Senator Ron Johnson: "Slay The Beast"
Who be these con-serv-a-tives?
By now it is a nearly hoary adage that liberals seldom bother to read conservative books or listen to conservative ideas. And, yet, we are struck anew every time we encounter the startled bemusement of a media type who encounters an actual conservative thought… and finds it strange and marvelous.
And so it is with the coverage of a recent speech by Senator Ron Johnson.
Since his election in November 2010, the Milwaukee Journal Sentinel has assiduously avoided covering much of what Senator Johnson does and says, even though he is now the state’s senior senator. So that may explain this blog report from columnist David Umhoefer, who seems genuinely surprised to unearth a "little noticed" speech in which Senator Ron Johnson says his goal for the federal government was to "dismantle that beast." This was followed by an equally puzzling utterance:

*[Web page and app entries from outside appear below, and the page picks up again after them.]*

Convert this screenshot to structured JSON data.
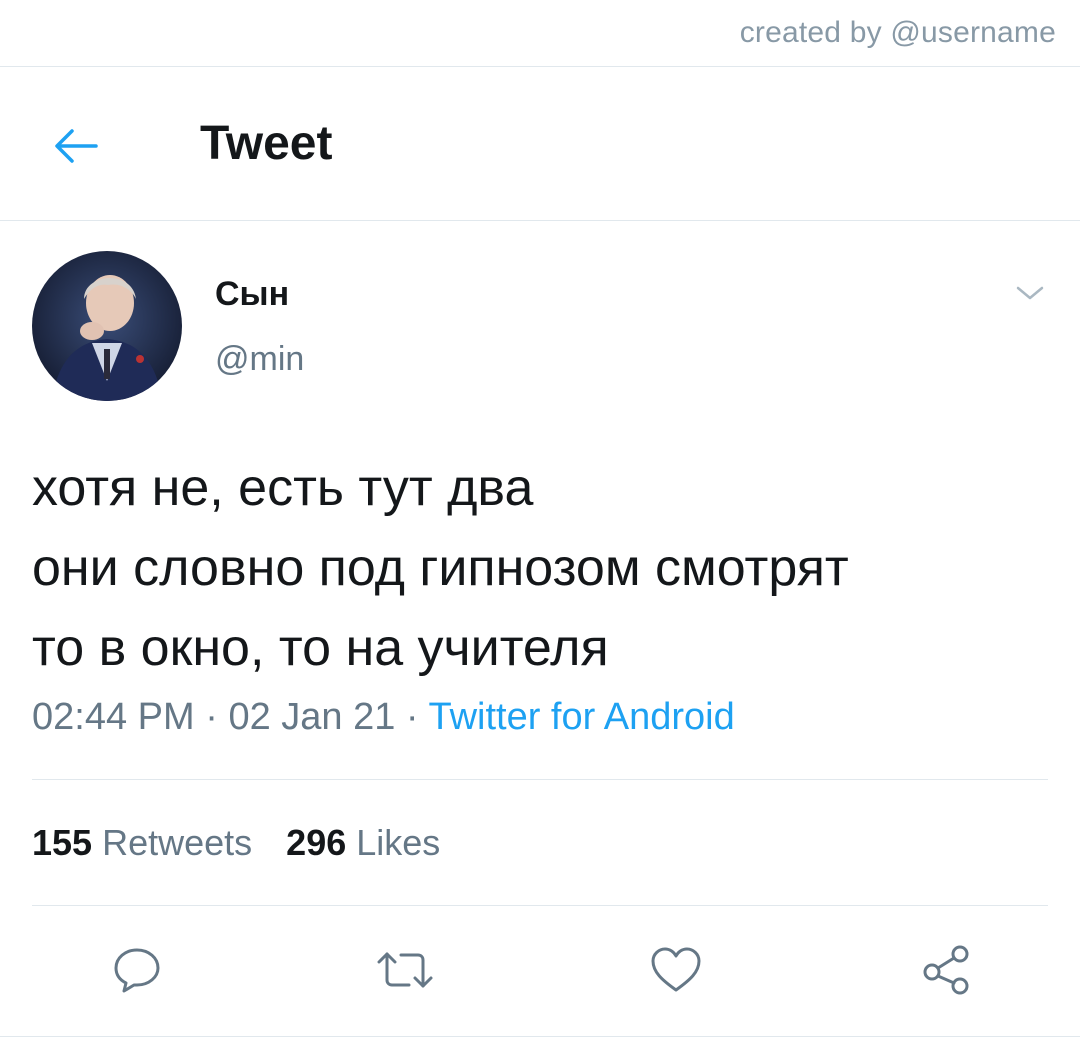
{
  "credit": "created by @username",
  "header": {
    "title": "Tweet",
    "back_icon": "arrow-left-icon",
    "accent": "#1da1f2"
  },
  "author": {
    "display_name": "Сын",
    "handle": "@min"
  },
  "tweet": {
    "lines": [
      "хотя не, есть тут два",
      "они словно под гипнозом смотрят",
      "то в окно, то на учителя"
    ],
    "time": "02:44 PM",
    "separator": "·",
    "date": "02 Jan 21",
    "source": "Twitter for Android"
  },
  "stats": {
    "retweets_count": "155",
    "retweets_label": "Retweets",
    "likes_count": "296",
    "likes_label": "Likes"
  },
  "actions": {
    "reply_icon": "reply-icon",
    "retweet_icon": "retweet-icon",
    "like_icon": "heart-icon",
    "share_icon": "share-icon"
  },
  "colors": {
    "text": "#14171a",
    "secondary": "#657786",
    "link": "#1da1f2",
    "divider": "#e1e8ed",
    "icon": "#657786"
  }
}
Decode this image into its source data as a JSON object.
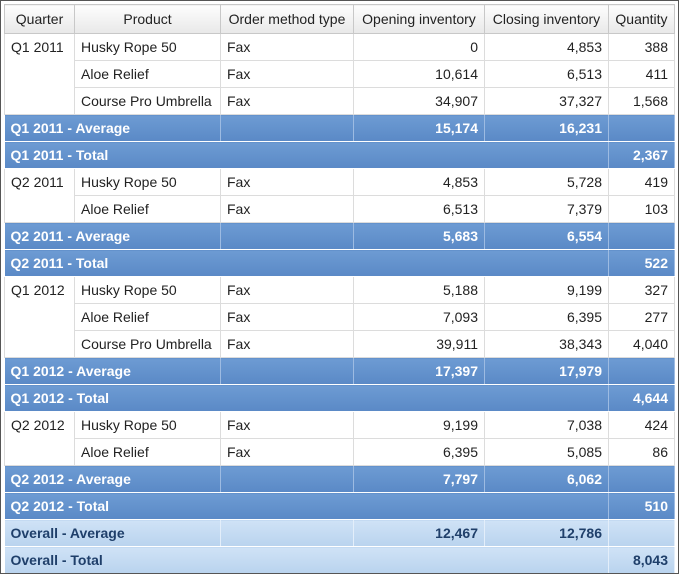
{
  "headers": [
    "Quarter",
    "Product",
    "Order method type",
    "Opening inventory",
    "Closing inventory",
    "Quantity"
  ],
  "groups": [
    {
      "quarter": "Q1 2011",
      "rows": [
        {
          "product": "Husky Rope 50",
          "method": "Fax",
          "opening": "0",
          "closing": "4,853",
          "quantity": "388"
        },
        {
          "product": "Aloe Relief",
          "method": "Fax",
          "opening": "10,614",
          "closing": "6,513",
          "quantity": "411"
        },
        {
          "product": "Course Pro Umbrella",
          "method": "Fax",
          "opening": "34,907",
          "closing": "37,327",
          "quantity": "1,568"
        }
      ],
      "average": {
        "label": "Q1 2011 - Average",
        "opening": "15,174",
        "closing": "16,231"
      },
      "total": {
        "label": "Q1 2011 - Total",
        "quantity": "2,367"
      }
    },
    {
      "quarter": "Q2 2011",
      "rows": [
        {
          "product": "Husky Rope 50",
          "method": "Fax",
          "opening": "4,853",
          "closing": "5,728",
          "quantity": "419"
        },
        {
          "product": "Aloe Relief",
          "method": "Fax",
          "opening": "6,513",
          "closing": "7,379",
          "quantity": "103"
        }
      ],
      "average": {
        "label": "Q2 2011 - Average",
        "opening": "5,683",
        "closing": "6,554"
      },
      "total": {
        "label": "Q2 2011 - Total",
        "quantity": "522"
      }
    },
    {
      "quarter": "Q1 2012",
      "rows": [
        {
          "product": "Husky Rope 50",
          "method": "Fax",
          "opening": "5,188",
          "closing": "9,199",
          "quantity": "327"
        },
        {
          "product": "Aloe Relief",
          "method": "Fax",
          "opening": "7,093",
          "closing": "6,395",
          "quantity": "277"
        },
        {
          "product": "Course Pro Umbrella",
          "method": "Fax",
          "opening": "39,911",
          "closing": "38,343",
          "quantity": "4,040"
        }
      ],
      "average": {
        "label": "Q1 2012 - Average",
        "opening": "17,397",
        "closing": "17,979"
      },
      "total": {
        "label": "Q1 2012 - Total",
        "quantity": "4,644"
      }
    },
    {
      "quarter": "Q2 2012",
      "rows": [
        {
          "product": "Husky Rope 50",
          "method": "Fax",
          "opening": "9,199",
          "closing": "7,038",
          "quantity": "424"
        },
        {
          "product": "Aloe Relief",
          "method": "Fax",
          "opening": "6,395",
          "closing": "5,085",
          "quantity": "86"
        }
      ],
      "average": {
        "label": "Q2 2012 - Average",
        "opening": "7,797",
        "closing": "6,062"
      },
      "total": {
        "label": "Q2 2012 - Total",
        "quantity": "510"
      }
    }
  ],
  "overall": {
    "average": {
      "label": "Overall - Average",
      "opening": "12,467",
      "closing": "12,786"
    },
    "total": {
      "label": "Overall - Total",
      "quantity": "8,043"
    }
  },
  "colors": {
    "subtotal_band": "#6d9bd3",
    "overall_band": "#c5dbf2",
    "header_bg": "#efefef"
  }
}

Government is "not here to solve our problems," Johnson said.
Of course, Umhoefer need not have relied on this video to uncover the fact that Johnson harbors such exotic views.
He could have spent 10 minutes talking with him.

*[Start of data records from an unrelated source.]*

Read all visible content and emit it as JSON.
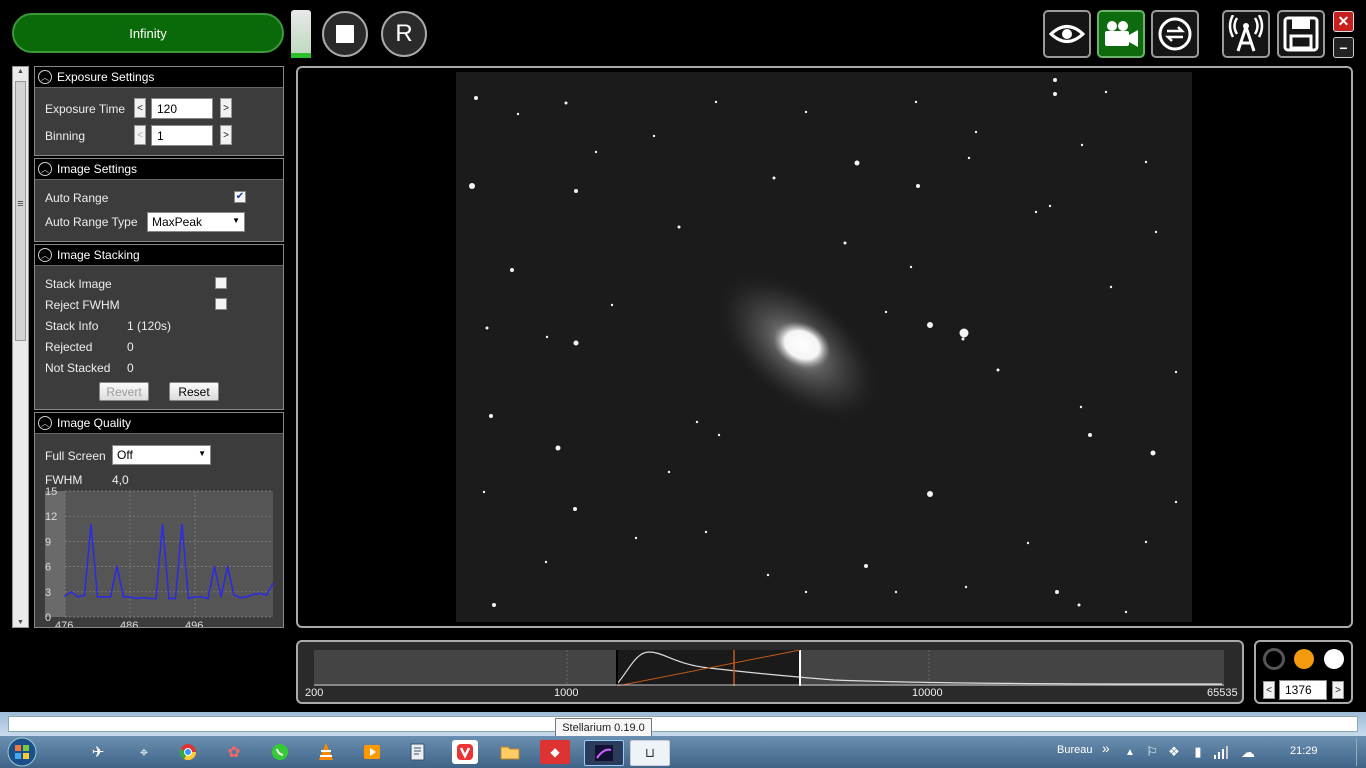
{
  "top_bar": {
    "mode_label": "Infinity",
    "stop_label": "■",
    "r_label": "R",
    "level_fraction": 0.1
  },
  "exposure": {
    "header": "Exposure Settings",
    "exposure_time_label": "Exposure Time",
    "exposure_time_value": "120",
    "binning_label": "Binning",
    "binning_value": "1",
    "dec": "<",
    "inc": ">"
  },
  "image_settings": {
    "header": "Image Settings",
    "auto_range_label": "Auto Range",
    "auto_range_checked": true,
    "auto_range_type_label": "Auto Range Type",
    "auto_range_type_value": "MaxPeak"
  },
  "stacking": {
    "header": "Image Stacking",
    "stack_image_label": "Stack Image",
    "reject_fwhm_label": "Reject FWHM",
    "stack_info_label": "Stack Info",
    "stack_info_value": "1 (120s)",
    "rejected_label": "Rejected",
    "rejected_value": "0",
    "not_stacked_label": "Not Stacked",
    "not_stacked_value": "0",
    "revert_label": "Revert",
    "reset_label": "Reset"
  },
  "quality": {
    "header": "Image Quality",
    "full_screen_label": "Full Screen",
    "full_screen_value": "Off",
    "fwhm_label": "FWHM",
    "fwhm_value": "4,0",
    "y_ticks": [
      "15",
      "12",
      "9",
      "6",
      "3",
      "0"
    ],
    "x_ticks": [
      "476",
      "486",
      "496"
    ]
  },
  "chart_data": {
    "type": "line",
    "ylim": [
      0,
      15
    ],
    "x": [
      476,
      477,
      478,
      479,
      480,
      481,
      482,
      483,
      484,
      485,
      486,
      487,
      488,
      489,
      490,
      491,
      492,
      493,
      494,
      495,
      496,
      497,
      498,
      499,
      500,
      501,
      502,
      503,
      504,
      505,
      506,
      507,
      508
    ],
    "series": [
      {
        "values": [
          2.5,
          3,
          2.4,
          2.6,
          11,
          2.4,
          2.4,
          2.4,
          6,
          2.4,
          2.4,
          2.2,
          2.3,
          2.2,
          2.2,
          11,
          2.2,
          2.2,
          11,
          2.2,
          2.4,
          2.4,
          2.2,
          6,
          2.4,
          6,
          2.6,
          2.3,
          2.4,
          2.7,
          2.8,
          2.6,
          4
        ]
      }
    ]
  },
  "histogram": {
    "labels": [
      "200",
      "1000",
      "10000",
      "65535"
    ],
    "level_value": "1376",
    "dec": "<",
    "inc": ">"
  },
  "taskbar": {
    "tooltip": "Stellarium 0.19.0",
    "bureau": "Bureau",
    "chevrons": "»",
    "time": "21:29"
  },
  "colors": {
    "mode_button": "#0a6a0a",
    "active_tool": "#0d6a0d",
    "close": "#c71e1e",
    "fwhm_line": "#2a2ae8",
    "level_orange": "#f39a0e"
  }
}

Or any other conservative since Ronald Reagan… heck, since Thomas Hobbes wrote Leviathan.
As usual, therefore, you are better off actually watching what Johnson said than the gloss that a reporter puts on it:
Graeme Zielinski's Enablers By Kevin Binversie
Possibly even more frightening, is that some posts seem to contain private, off-the-record information which could be only be obtained in email conversations between Zielinski and various reporters throughout the state. Considering Zielinski’s about to speak only "off-the-record" with reporters in his new position, it might be wise for many of those same reporters to ask if their conversations are staying between them and Graeme.
So who were his chief enablers and defenders? One only needs to enter the fever swamps of the Left to find the ones most upset with his dismissal. These "winners" take the cake...
Fallone's Big Labor Flip Flop By Collin Roth
Just last week, liberal Supreme Court candidate Ed Fallone accused Justice Pat Roggensack of creating "legal bribery" on the high court. Fallone attacked the 2009 4-3 decision to allow campaign contributions from parties with cases pending before the court, labeling the decision the "Roggensack Rule."
Roggensack's campaign spokesman rebutted Fallone's criticism saying, "It would appear that Professor Fallone's campaign attack falls flat in that he failed to demonstrate how contributions and endorsements have impacted decisions made and rendered by the Supreme Court."
But if Professor Fallone would like to discuss campaign contributions, lets examine a quote from 2012 where Fallone criticized the Citizens United Supreme Court decision.
"And yes, union officials who use involuntary money for campaign purposes, in the form of dues. Neither form of campaign contribution from a collective entity should be permitted, and the Citizens United decision creating a First Amendment right out of whole cloth on behalf of collective entities is a particularly poorly reasoned decision that has disastrous consequences for our democracy."
Last summer, Democrat State Representative Brett Hulsey pleaded no contest to a disorderly conduct charge for a incident at a beach involving a 9-year-old boy. That should have used up his quota of weirdthat his behavior in the Capitol has lately been so bizarre that both the cops and his own aide were worried that the high profile liberal was a few pepperonis short of a pizza.